First reported 10/16/2009 2:14 p.m.
See video of the zoning board’s June discussion of the project
An Italian restaurant on Madison Street made popular by its creative and energetic chef went too far in building what was supposed to be an outdoor beer garden, according to village officials. But for taking the project well beyond everyone’s expectations, the restaurateur likely won’t face any sanctions.
In July, Gaetano DiBenedetto won approval from the village council to install a patio to the rear of his restaurant at 7636 Madison. In the proposal presented to the council, the 16-foot by 25-foot space would be surrounded by a cinderblock wall, and a peaked roof supported by corner posts would provide patrons with some protection from the elements.
Instead, the restaurateur built – and the village signed off on – a fully enclosed addition to his property, complete with vinyl siding and windows.
Village Administrator Tim Gillian and Commissioner Mike Curry, who oversees the building department, agreed that the project went too far. However, the council’s approval was strictly to allow DiBenedetto to eliminate two parking spaces where the patio would be built. The structure doesn’t violate any local ordinances, according to Gillian, though it’s clear the restaurant has built an expansion – not an outdoor patio.
“At the end of the day, what was built there is to code,” Gillian said. “It’s kind of a no-harm, no-foul.”
When Gillian assumed the administrator’s position in mid September, he ordered an immediate halt on the construction, he said, realizing its scope went beyond what was approved. Over the next several days, Gillian said, he made sure that building inspectors checked the electrical work, the heating system and other facets of the construction to ensure they were up to code. Then, retroactively, DiBenedetto submitted new paperwork detailing the scope of the project.
Procedurally, said Gillian, the building department should have done a better job following the work. He suggested the village shoulders some blame for letting the construction go as far as it did, which makes it difficult to punish DiBenedetto.
“It gets tough after a guy invests $20,000 or $30,000 in a project and the building department has gone along with it, and then it gets to my desk, to tell him to tear it down when we might have some culpability,” Gillian said.
DiBenedetto downplays the changes made to the patio, and said the roof and the vinyl siding were the only modifications. The decision to enclose the structure was actually encouraged by village inspectors, he said.
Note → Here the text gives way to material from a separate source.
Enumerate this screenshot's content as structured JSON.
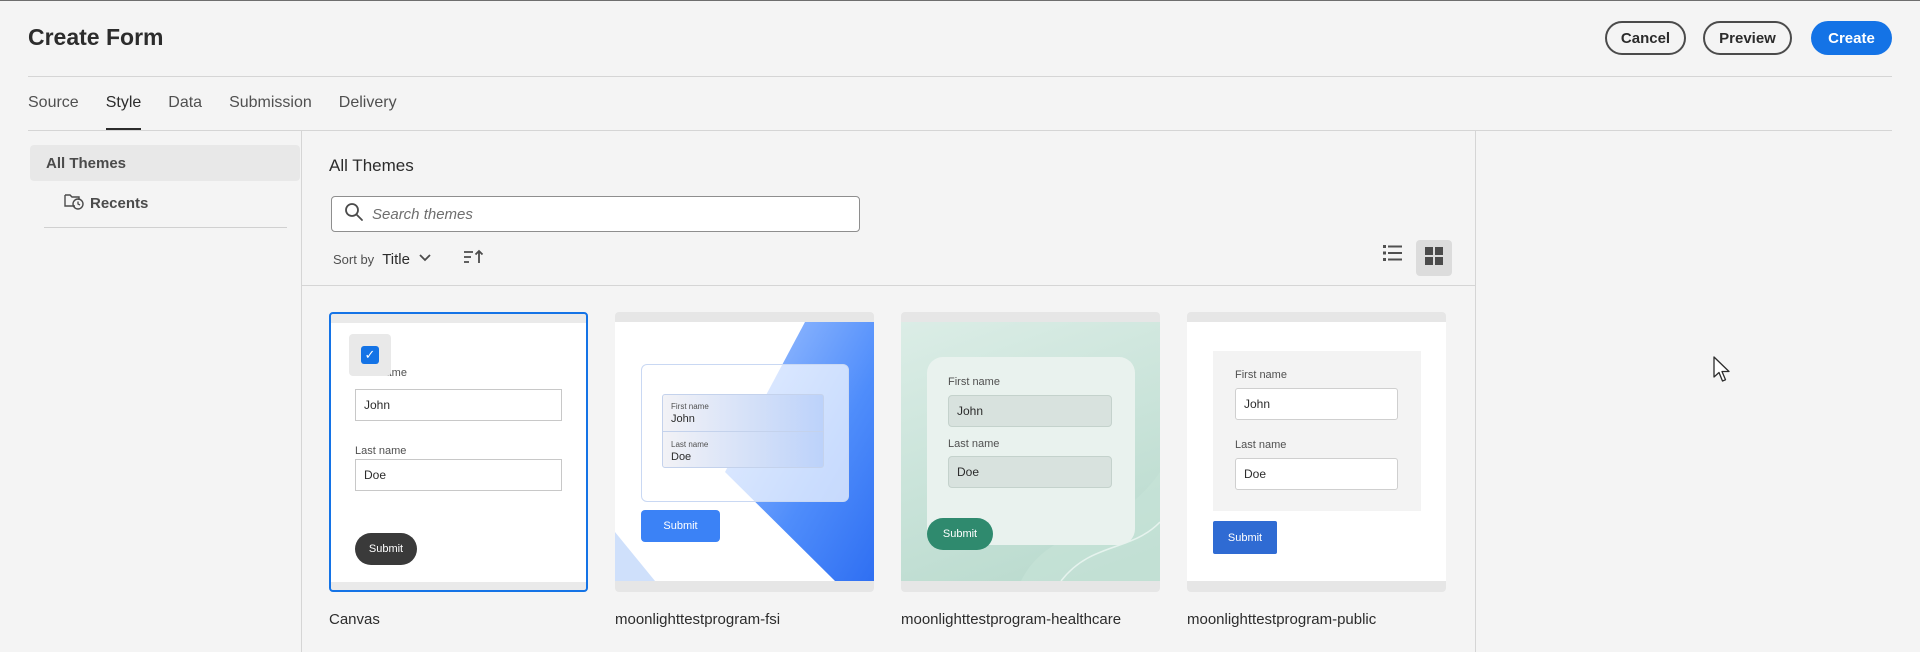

“It is nothing different from what was approved before,” DiBenedetto said in a phone interview Thursday. “There was a second set of drawings than what was presented before. The roof is a little bit different.”
Gillian acknowledged he is not familiar with exactly how the patio transformed into the structure that was built, and said he could not confirm whether the municipality suggested changes to the construction.
The enforcement of local regulations is focused primarily on safety, said Curry, rather than on punishing scofflaws. This building is safe, he said, and assuming it was not the restaurant’s intent to deceive the municipality, no sanctions or fines would be levied. The commissioner described a process for determining an applicant’s intentions that involved interviewing contractors, property owners and building inspectors. Though such an effort could sap the building department’s resources, Curry said that process would be more appropriate than handing out fines for violations and setting a tone that projects must adhere to the established guidelines.
“I believe everyone’s innocent until proven guilty,” Curry said about enforcing the process. “I’m not going to persecute innocent people. I think that’s wrong.”
The commissioner said that issuing fines would turn the building department into a “cash cow” for the village and it is not his intention to generate revenue for municipal coffers.
Both Curry and Commissioner Mark Hosty escaped sanctions recently when building department officials discovered renovation projects at their respective homes went beyond the scope of what had been permitted. No sanctions have been discussed regarding the restaurant’s patio project, Gillian said.